[Stored records]

================================

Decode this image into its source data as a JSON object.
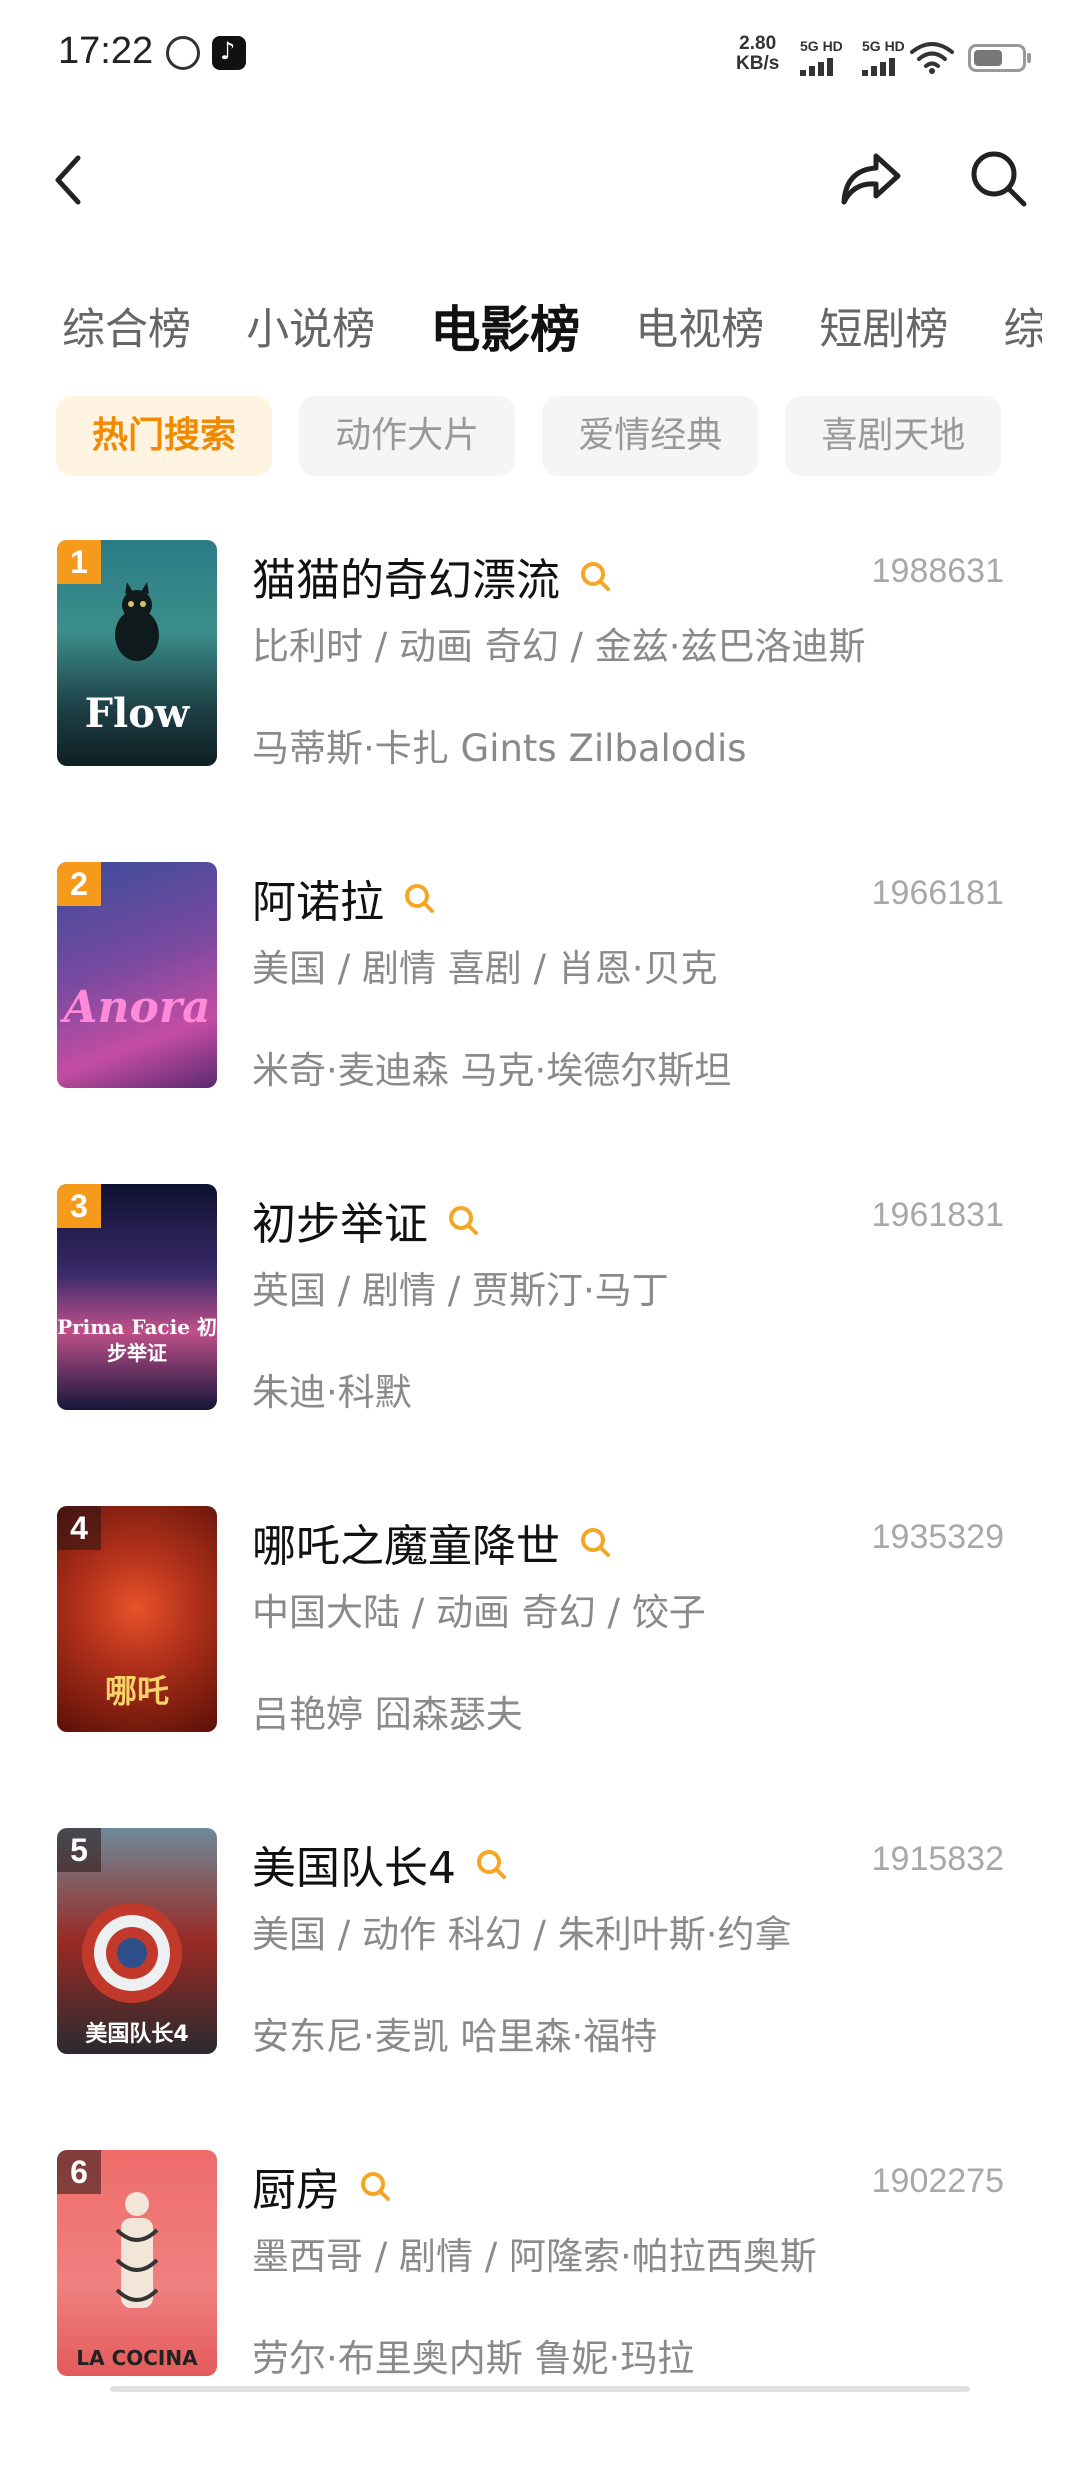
{
  "status_bar": {
    "time": "17:22",
    "net_speed_value": "2.80",
    "net_speed_unit": "KB/s",
    "signal_1_label": "5G HD",
    "signal_2_label": "5G HD"
  },
  "toolbar": {
    "back_icon": "chevron-left-icon",
    "share_icon": "share-arrow-icon",
    "search_icon": "search-icon"
  },
  "tabs": [
    {
      "label": "综合榜",
      "active": false
    },
    {
      "label": "小说榜",
      "active": false
    },
    {
      "label": "电影榜",
      "active": true
    },
    {
      "label": "电视榜",
      "active": false
    },
    {
      "label": "短剧榜",
      "active": false
    },
    {
      "label": "综",
      "active": false
    }
  ],
  "chips": [
    {
      "label": "热门搜索",
      "active": true
    },
    {
      "label": "动作大片",
      "active": false
    },
    {
      "label": "爱情经典",
      "active": false
    },
    {
      "label": "喜剧天地",
      "active": false
    }
  ],
  "colors": {
    "accent": "#f59a1a",
    "chip_active_bg": "#fff3e2",
    "chip_active_text": "#f08a00"
  },
  "movies": [
    {
      "rank": "1",
      "title": "猫猫的奇幻漂流",
      "score": "1988631",
      "meta": "比利时 / 动画 奇幻 / 金兹·兹巴洛迪斯",
      "cast": "马蒂斯·卡扎 Gints Zilbalodis",
      "poster_text": "Flow"
    },
    {
      "rank": "2",
      "title": "阿诺拉",
      "score": "1966181",
      "meta": "美国 / 剧情 喜剧 / 肖恩·贝克",
      "cast": "米奇·麦迪森 马克·埃德尔斯坦",
      "poster_text": "Anora"
    },
    {
      "rank": "3",
      "title": "初步举证",
      "score": "1961831",
      "meta": "英国 / 剧情 / 贾斯汀·马丁",
      "cast": "朱迪·科默",
      "poster_text": "Prima Facie 初步举证"
    },
    {
      "rank": "4",
      "title": "哪吒之魔童降世",
      "score": "1935329",
      "meta": "中国大陆 / 动画 奇幻 / 饺子",
      "cast": "吕艳婷 囧森瑟夫",
      "poster_text": "哪吒"
    },
    {
      "rank": "5",
      "title": "美国队长4",
      "score": "1915832",
      "meta": "美国 / 动作 科幻 / 朱利叶斯·约拿",
      "cast": "安东尼·麦凯 哈里森·福特",
      "poster_text": "美国队长4"
    },
    {
      "rank": "6",
      "title": "厨房",
      "score": "1902275",
      "meta": "墨西哥 / 剧情 / 阿隆索·帕拉西奥斯",
      "cast": "劳尔·布里奥内斯 鲁妮·玛拉",
      "poster_text": "LA COCINA"
    }
  ]
}
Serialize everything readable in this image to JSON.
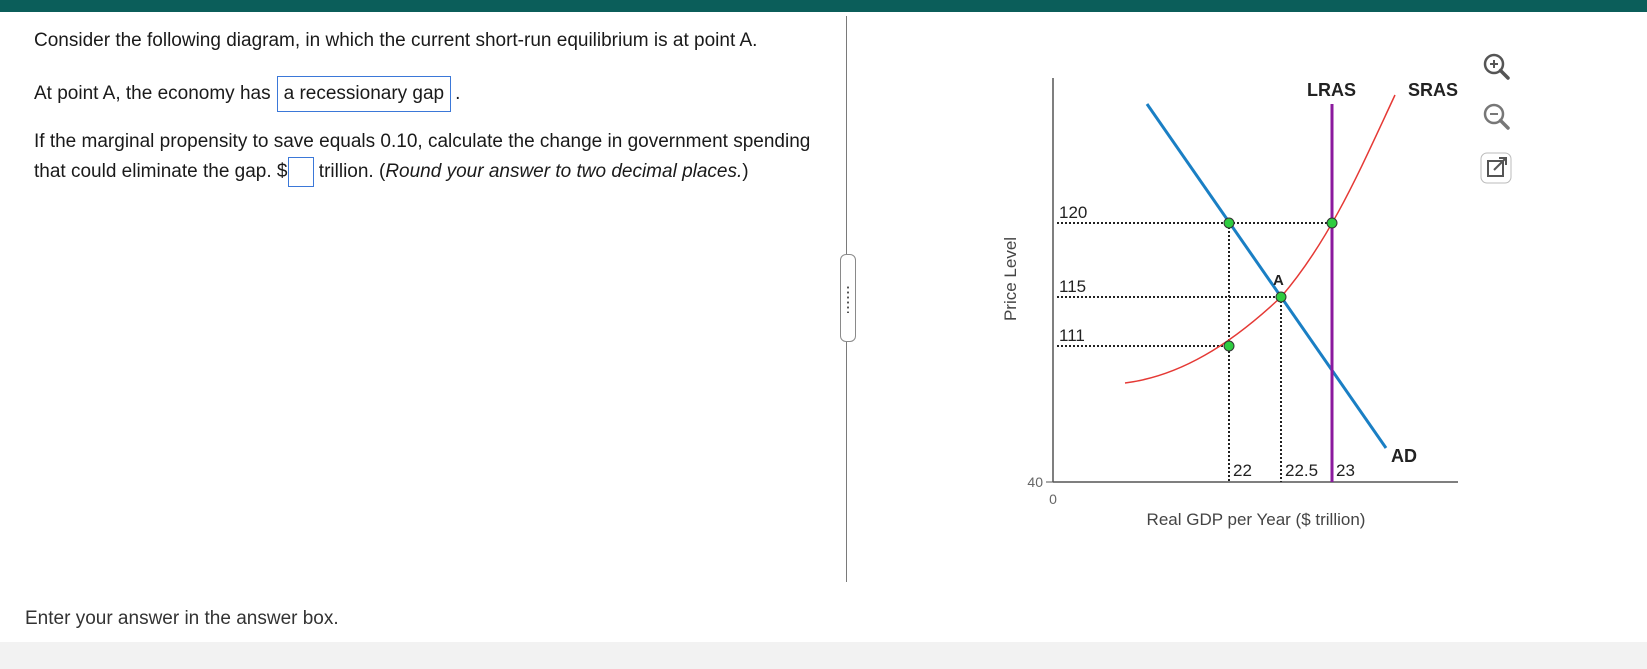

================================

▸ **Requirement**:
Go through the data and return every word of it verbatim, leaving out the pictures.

▸ **Answer to this exercise**:
Decode this image into its source data as a JSON object.
{
  "status_bar": {
    "time": "17:22",
    "net_speed_value": "2.80",
    "net_speed_unit": "KB/s",
    "signal_1_label": "5G HD",
    "signal_2_label": "5G HD"
  },
  "toolbar": {
    "back_icon": "chevron-left-icon",
    "share_icon": "share-arrow-icon",
    "search_icon": "search-icon"
  },
  "tabs": [
    {
      "label": "综合榜",
      "active": false
    },
    {
      "label": "小说榜",
      "active": false
    },
    {
      "label": "电影榜",
      "active": true
    },
    {
      "label": "电视榜",
      "active": false
    },
    {
      "label": "短剧榜",
      "active": false
    },
    {
      "label": "综",
      "active": false
    }
  ],
  "chips": [
    {
      "label": "热门搜索",
      "active": true
    },
    {
      "label": "动作大片",
      "active": false
    },
    {
      "label": "爱情经典",
      "active": false
    },
    {
      "label": "喜剧天地",
      "active": false
    }
  ],
  "colors": {
    "accent": "#f59a1a",
    "chip_active_bg": "#fff3e2",
    "chip_active_text": "#f08a00"
  },
  "movies": [
    {
      "rank": "1",
      "title": "猫猫的奇幻漂流",
      "score": "1988631",
      "meta": "比利时 / 动画 奇幻 / 金兹·兹巴洛迪斯",
      "cast": "马蒂斯·卡扎 Gints Zilbalodis",
      "poster_text": "Flow"
    },
    {
      "rank": "2",
      "title": "阿诺拉",
      "score": "1966181",
      "meta": "美国 / 剧情 喜剧 / 肖恩·贝克",
      "cast": "米奇·麦迪森 马克·埃德尔斯坦",
      "poster_text": "Anora"
    },
    {
      "rank": "3",
      "title": "初步举证",
      "score": "1961831",
      "meta": "英国 / 剧情 / 贾斯汀·马丁",
      "cast": "朱迪·科默",
      "poster_text": "Prima Facie 初步举证"
    },
    {
      "rank": "4",
      "title": "哪吒之魔童降世",
      "score": "1935329",
      "meta": "中国大陆 / 动画 奇幻 / 饺子",
      "cast": "吕艳婷 囧森瑟夫",
      "poster_text": "哪吒"
    },
    {
      "rank": "5",
      "title": "美国队长4",
      "score": "1915832",
      "meta": "美国 / 动作 科幻 / 朱利叶斯·约拿",
      "cast": "安东尼·麦凯 哈里森·福特",
      "poster_text": "美国队长4"
    },
    {
      "rank": "6",
      "title": "厨房",
      "score": "1902275",
      "meta": "墨西哥 / 剧情 / 阿隆索·帕拉西奥斯",
      "cast": "劳尔·布里奥内斯 鲁妮·玛拉",
      "poster_text": "LA COCINA"
    }
  ]
}
Serialize everything readable in this image to JSON.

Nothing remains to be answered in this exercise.